on Sep 26, 2007 -
Filming in Alaska in 1995, photographer and surfer Ryan Casey looked at the huge waves kicked up by calving glaciers – up to 30 feet high, breaking on an ice shelf 18 inches deep, surrounded by tumbling chunks of ice as big as buildings – and thought, I bet you could surf that
. A month ago, Hawaiian big-wave surfers Garrett McNamara
and Keali’i Mamala did it
posted by gottabefunky
on Sep 13, 2007 -
The Klondike Gold Rush
, the last great gold rush of the 19th century.
On August 16, 1896 huge quantities of gold was found in the remote Yukon region of Canada
. Word spread slowly, until eleven months later, the steamship Portland arrived in Seattle
from Dawson with "more than a ton of gold". Within six months, approximately 100,000 gold-seekers set off on the perilous journey north
to the Yukon. Only 30,000 completed the trip.
Resources: Eric A. Hegg's photograph's
of the gold rush, stories
from the gold rush, women
of the gold rush, Klondike Gold Rush Historical Database
, info and teaching resources
(warning: annoying frames), links
, Librarians' Internet Index
posted by MetaMonkey
on Jun 27, 2006 -
Jeremy Hermanns' flight
on Alaska Air #536 was out of the ordinary, to say the least. A baggage handler ran into the plane before takeoff and didn't bother to report it. So when the plane reached altitude, its cabin suddenly depressurized, and was forced back to Sea-Tac Airport. Jeremy, who has experience as a pilot, posted about what happened on his blog. Rather than offer an apology, Alaska Air employees have taken to bashing him from company IP addresses.
This brings up a larger question, though. What should
companies do when their products or services fail, and consumers (almost inevitably) discuss it in a public forum? Jeff Jarvis' Dell incident
comes to mind. In that link, he mentions Dell's no talking to customers on blogs policy.
Would you rather have a company that reached out to disgruntled customers, or pushed them away? I've seen more than one small software company comment on a blog or take direct action as a result of a post -- is that the preferable route today?
posted by bitter-girl.com
on Dec 30, 2005 -
To live in a pristine land ... to roam the wilderness ... to choose a site, cut trees, and build a home ... Thousands have had such dreams, but Richard Proenneke lived them.
In 1968, at 51 years of age, Richard Proenneke retired to Upper Twin Lakes, Alaska
and using nothing but hand tools, built a cabin
where he lived for the next 30 or so years.

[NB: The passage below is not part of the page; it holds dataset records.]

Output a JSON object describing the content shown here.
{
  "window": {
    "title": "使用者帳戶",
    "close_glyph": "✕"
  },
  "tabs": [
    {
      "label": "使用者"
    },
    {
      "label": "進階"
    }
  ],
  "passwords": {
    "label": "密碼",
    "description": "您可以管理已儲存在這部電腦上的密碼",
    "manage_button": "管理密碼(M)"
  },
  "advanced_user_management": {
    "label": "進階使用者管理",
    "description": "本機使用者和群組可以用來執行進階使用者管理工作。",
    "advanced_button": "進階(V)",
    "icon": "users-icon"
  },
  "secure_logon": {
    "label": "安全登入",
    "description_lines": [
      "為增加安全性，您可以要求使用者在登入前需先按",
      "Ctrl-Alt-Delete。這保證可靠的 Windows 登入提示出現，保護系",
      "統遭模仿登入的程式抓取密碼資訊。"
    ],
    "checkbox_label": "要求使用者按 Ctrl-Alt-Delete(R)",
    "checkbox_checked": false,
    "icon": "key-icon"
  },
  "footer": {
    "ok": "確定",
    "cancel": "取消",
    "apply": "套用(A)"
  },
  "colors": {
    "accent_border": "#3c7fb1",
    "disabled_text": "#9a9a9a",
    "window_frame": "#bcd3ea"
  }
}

He filmed
the cabin's construction (as well as much of nature's wonder) and kept meticulous notes on the back of wall calendars. In 1973, Sam_Keith
produced a book (One Man's Wilderness: An Alaskan Odyssey)
based on Proenneke's journal entries and photography. In 1999, at the age of 82, Proenneke could no longer endure the harsh winters of Alaska and moved to California to be with his family. He
on Easter Sunday, 2003.
posted by a_day_late
on Feb 10, 2005 -
"There is, in fact, a war-winning weapon close to hand that the Allawi government could use — with support from allies and from both Democrats and Republicans. This weapon could, at a stroke, put flesh on the bones of formal democracy, change the dynamic of the insurgency, begin to win the confidence of the Iraqi people and create a powerful, growing force for stability, national unity and economic development. The weapon, of course, is oil — and the huge flows of cash it generates." Lenny Glynn suggests an Iraqi People's Freedom Trust
modeled after the Alaska Permanant Fund
posted by Ty Webb
on Nov 11, 2004 -
Normal for Us: The Millter Twins
This is a pretty amazing documentary, made by Eric Cain for Oregon Public Broadcasting, about twins Michelle and Mariya Miller and their family. The girls were born with Spinal Muscular Atrophy and therefore have never been able to walk. The parents were determined to have their daughters live life and so developed unique motorized transports and a home that accomodates their needs. In a tiny town in Alaska. Talk about pulling the tears right out of their ducts!
posted by billsaysthis
on Sep 16, 2004 -